How airflow works inside of a server

When it comes to servers, there are a few things you may already know, such as what a server is, where it should be kept (in a server room) and how it works – basically, a server needs airflow in order to keep it running.

But did you know how the airflow actually works?

Servers are a critical part of any business, and it’s important to understand them to keep things running smoothly.

In this article, we’ll take a look at how airflow works inside of a server. We will discuss why it is important, what you can do to optimize it, as well as touching on airflow in server racks, server rooms and data centers.


In the article:

  • How does airflow in a server work?
  • Airflow in a server chassis adn server racks?
  • What about airflow in server rooms or data centres?
  • Optimizing server airflow
  • Understanding airflow in servers

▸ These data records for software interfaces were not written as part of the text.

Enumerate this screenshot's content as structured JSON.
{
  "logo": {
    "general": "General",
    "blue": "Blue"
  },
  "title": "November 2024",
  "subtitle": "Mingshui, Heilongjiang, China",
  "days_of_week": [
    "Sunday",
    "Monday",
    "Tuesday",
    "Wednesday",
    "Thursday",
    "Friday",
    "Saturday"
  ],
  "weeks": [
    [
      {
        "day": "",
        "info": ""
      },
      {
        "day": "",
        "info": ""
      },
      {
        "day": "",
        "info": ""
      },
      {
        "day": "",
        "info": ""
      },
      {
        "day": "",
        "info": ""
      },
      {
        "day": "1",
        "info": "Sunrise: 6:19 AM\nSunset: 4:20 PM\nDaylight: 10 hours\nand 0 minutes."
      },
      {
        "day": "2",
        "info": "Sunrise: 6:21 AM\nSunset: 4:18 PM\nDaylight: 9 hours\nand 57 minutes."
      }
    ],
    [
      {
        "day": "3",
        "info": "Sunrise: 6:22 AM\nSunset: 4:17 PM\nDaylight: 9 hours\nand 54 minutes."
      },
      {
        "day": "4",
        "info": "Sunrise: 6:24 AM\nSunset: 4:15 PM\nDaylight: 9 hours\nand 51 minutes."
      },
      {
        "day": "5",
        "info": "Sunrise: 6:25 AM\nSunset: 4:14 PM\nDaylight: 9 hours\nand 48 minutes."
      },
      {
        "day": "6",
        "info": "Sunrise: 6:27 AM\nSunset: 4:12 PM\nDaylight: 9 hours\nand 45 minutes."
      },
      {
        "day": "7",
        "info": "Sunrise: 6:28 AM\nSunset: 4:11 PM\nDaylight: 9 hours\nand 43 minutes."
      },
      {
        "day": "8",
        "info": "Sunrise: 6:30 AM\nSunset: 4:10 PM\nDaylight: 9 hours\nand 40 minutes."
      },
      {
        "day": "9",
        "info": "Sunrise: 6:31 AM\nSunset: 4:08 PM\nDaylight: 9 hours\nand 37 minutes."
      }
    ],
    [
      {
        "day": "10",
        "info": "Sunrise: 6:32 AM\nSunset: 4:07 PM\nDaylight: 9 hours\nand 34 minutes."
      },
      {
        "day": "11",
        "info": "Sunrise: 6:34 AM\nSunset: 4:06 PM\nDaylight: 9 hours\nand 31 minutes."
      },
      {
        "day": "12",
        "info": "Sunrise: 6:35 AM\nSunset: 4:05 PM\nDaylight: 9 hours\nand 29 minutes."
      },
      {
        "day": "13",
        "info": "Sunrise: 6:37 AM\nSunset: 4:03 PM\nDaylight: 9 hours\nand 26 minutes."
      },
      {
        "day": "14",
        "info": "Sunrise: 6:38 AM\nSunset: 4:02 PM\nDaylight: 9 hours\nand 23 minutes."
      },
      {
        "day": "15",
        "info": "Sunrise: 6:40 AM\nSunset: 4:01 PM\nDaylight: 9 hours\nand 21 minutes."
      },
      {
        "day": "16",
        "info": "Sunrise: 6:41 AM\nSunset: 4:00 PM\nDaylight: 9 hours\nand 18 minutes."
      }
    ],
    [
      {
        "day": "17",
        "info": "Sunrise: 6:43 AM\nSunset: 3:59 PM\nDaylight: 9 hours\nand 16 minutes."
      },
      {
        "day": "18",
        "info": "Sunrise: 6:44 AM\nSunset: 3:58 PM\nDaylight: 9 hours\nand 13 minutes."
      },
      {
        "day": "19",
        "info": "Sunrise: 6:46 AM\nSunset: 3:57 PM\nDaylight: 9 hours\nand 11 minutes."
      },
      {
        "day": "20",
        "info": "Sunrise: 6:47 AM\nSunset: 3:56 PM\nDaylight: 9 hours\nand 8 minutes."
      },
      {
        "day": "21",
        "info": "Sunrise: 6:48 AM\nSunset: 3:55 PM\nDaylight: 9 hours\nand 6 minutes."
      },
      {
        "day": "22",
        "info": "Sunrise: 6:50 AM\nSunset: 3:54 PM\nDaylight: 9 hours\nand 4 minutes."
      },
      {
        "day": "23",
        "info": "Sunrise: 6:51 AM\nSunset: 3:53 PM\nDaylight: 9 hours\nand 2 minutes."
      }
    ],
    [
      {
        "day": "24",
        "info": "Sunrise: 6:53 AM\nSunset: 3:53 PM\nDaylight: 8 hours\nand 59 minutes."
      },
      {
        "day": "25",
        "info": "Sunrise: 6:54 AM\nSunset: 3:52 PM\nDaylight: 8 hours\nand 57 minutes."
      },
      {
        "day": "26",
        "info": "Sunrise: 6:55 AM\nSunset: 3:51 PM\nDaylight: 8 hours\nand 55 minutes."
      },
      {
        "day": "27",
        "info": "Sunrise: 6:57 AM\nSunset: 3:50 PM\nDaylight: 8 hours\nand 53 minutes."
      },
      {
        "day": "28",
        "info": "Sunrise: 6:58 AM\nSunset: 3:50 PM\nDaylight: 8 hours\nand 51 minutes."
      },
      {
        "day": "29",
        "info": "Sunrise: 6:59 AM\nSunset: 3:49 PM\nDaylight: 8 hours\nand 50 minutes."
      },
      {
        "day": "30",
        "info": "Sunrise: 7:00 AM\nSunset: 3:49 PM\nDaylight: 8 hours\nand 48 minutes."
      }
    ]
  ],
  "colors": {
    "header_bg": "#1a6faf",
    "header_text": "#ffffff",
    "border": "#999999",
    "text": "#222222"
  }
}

How does airflow in a server work?

Server airflow works primarily through internal fans that create air pressure.

Internal motherboards and other parts within the server can pose a block to airflow but the fans are usually able to overcome this.

The pressure pushes the hot air out of the server and draws in cool air from outside.

By keeping the hot air moving out of the server, we can keep it running cooler and more efficiently.

Why is airflow important?

Airflow in a server is important for two reasons:

  1. It helps keep the server cool
  2. It helps to distribute the heat evenly.

As electronic components generate heat when they are in use, it is important for servers to have good airflow so that the hot air can be dissipated and the cold air can circulate.

When air doesn’t move, warm air rises and cold air falls. This can cause the hot air to become trapped at the top of the server, which can lead to overheating and cause server failure.


Airflow in server chassis and server racks

Servers need to be arranged in external structures to allow for proper airflow.

This is where server chassis and server racks come in.

In most cases, one server chassis is fit into a server rack and individual servers are put into the server chassis.

However, these arrangements can pose additional barriers for the internal server fans to overcome and if this additional resistance is too high the fans may not be able to overcome them.

To combat this, a server chassis cooling design that is commonly used is a cold-air-inlet.

It is an intake fan that brings in cold air from outside the server chassis, ensuring the server manages heat by keeping the internal components of the server cool in addition to the internal fan.

In server racks, there are two types of airflow:


A front-to back, or front-to-rear rack, is the most common type of airflow in server racks. In this type, cooled air enters through the front of the server and the hot air is expelled out the back.


In a back-to-front configuration, the cold air enters through the back of the server and the hot air is expelled out the front. This type of airflow is not as common, but can be useful in some situations.


What about airflow in server rooms or data centers?

The same principles of airflow that apply to individual servers, or server chassis in server racks, can also be applied to a server room  or data center.

These bigger rooms, which often contain many servers, have additional mechanisms for airflow optimization, including a layout system of hot and cold aisles, which is based on the idea of keeping cold and warm air separate in contained aisles.

Powerful air conditioning units are also used to keep cool air circulating where it is desired.


Optimizing server airflow

Optimizing airflow in a server can be a challenge, but with little effort, you can help ensure that your server runs safely and efficiently.

Here are our five best tips for this:

1. Understand how your server is designed

To ensure that airflow is optimal, the first step is understanding the design of your server.

Some servers have multiple fans, while others rely on a single fan to move air around.

You need to be aware of the location of the intake and exhaust ports, and make sure that they are positioned so that the air can flow freely.

2. Check the fans

With the fans there are two main things to keep in mind:

  1. That there are enough fans installed in your unit
  2. That all of the fans are working properly

3. Keep the area free of obstructions

It’s important to keep the area around the server clean and free of obstructions.

Dust and other debris can clog up the vents and disrupt the airflow.

Make sure that there is enough space between the server and other objects nearby (such as the cabinets or walls).

4. Develop a thermal management plan

From here, you can develop a server thermal management plan, a critical step in managing heat and keeping your servers running smoothly.

It allows you to regulate the amount of heat that is dissipated from the server’s components.

5. Use blanking panels

Blanking panels are a great way to improve the airflow inside of your server.

They are simple, rectangular panels that fit into the empty spaces of the server rack.

This helps to create a more consistent airflow, which can be helpful in preventing overheating.


Understanding airflow in servers

It is important to understand the principles of airflow in servers because it is key to keeping components cool and running smoothly.

If air doesn’t move, warm air rises and cold air falls, which can cause the hot air to become trapped at the top of the server.

There are a number of ways to optimize airflow in a server by understanding how your server is designed, checking the fans, keeping the area free of obstructions, and developing a thermal management plan.

Find out more about how to manage the cables in your server racks or products to help you manage airflow in server rooms and data centers.